Windows 7 is here and millions are rushing to upgrade their PCs either because they have been running Windows XP for the past several years or they have not been happy with Windows Vista. Some simply want to experience the improvements in Windows 7. Whatever your reason for installing Microsoft’s latest Operating System, there are bound to be issues with some machines.
Windows 7 is a modern Operating System that has had a long Beta testing period, so we do not feel there are going to a lot of problems. Windows Vista caused a lot of problems with third-party drivers when it launched a few years ago. Since then, Vista has matured into a great OS. Since 7 is largely based on the code from Vista, widespread problems are not anticipated.
System Requirements For Windows 7
If you’re already running Vista, your PC’s specifications will certainly be able to handle the leaner Windows 7. If you never upgraded to Vista, you might want to confirm your PC has the following minimum system requirements:
- 1 gigahertz (GHz) or faster 32-bit (x86) or 64-bit (x64) processor
- 1 gigabyte (GB) RAM (32-bit) or 2 GB RAM (64-bit)
- 16 GB available hard disk space (32-bit) or 20 GB (64-bit)
- DirectX 9 graphics device with WDDM 1.0 or higher driver

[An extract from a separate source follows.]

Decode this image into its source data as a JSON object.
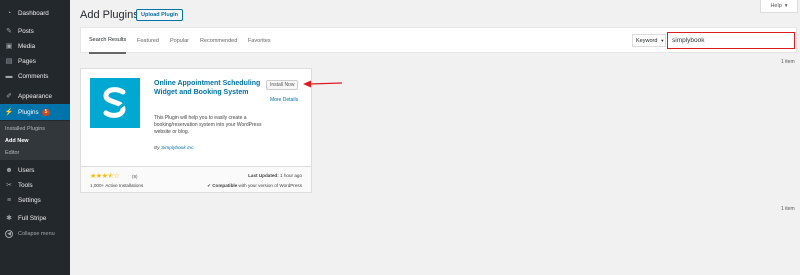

The above are the minimum system requirements. As a rule for performance, we recommend doubling all of those specs. RAM is certainly cheap enough to max out your PC. You should not take the trouble to update your CPU if you already meet the minimum system requirements, but if you plan on building a system, chances are you won’t even be able to find a 1 GHz processor, as they have long been considered obsolete. You might also want to run the Windows 7 Upgrade Advisor to make sure there are no legacy devices on your motherboard that are going to cause you problems.
Windows 7 Upgrade Issues Troubleshooting
On the rare occasion Windows 7 encounters a problem with a piece of your hardware, don’t panic. Do the following to avoid Windows 7 Upgrade issues:
Check Manufacturer’s Websites For New Device Drivers
Surely, any issues that are reported will quickly be resolved through Microsoft Updates and device driver updates from third-party suppliers. Unfortunately, Microsoft has no control over how quickly these third-party drivers are released. But again, if your system ran fine with Vista, you’re probably not going to have any problems upgrading.
Backup Important Data Before Upgrading
If you’re upgrading, you might tempt fate and not backup your data because you’re installing Windows 7 right on top of your existing Windows installation. Don’t risk it. While you shouldn’t lose anything during the upgrading process, you could if something goes wrong. Backup pictures, documents, emails and other important data to some type of removable media and then take that media out of the computer before you begin. If you have a second hard drive inside the PC you use primarily for backups, you might want to go inside and unplug it before you start.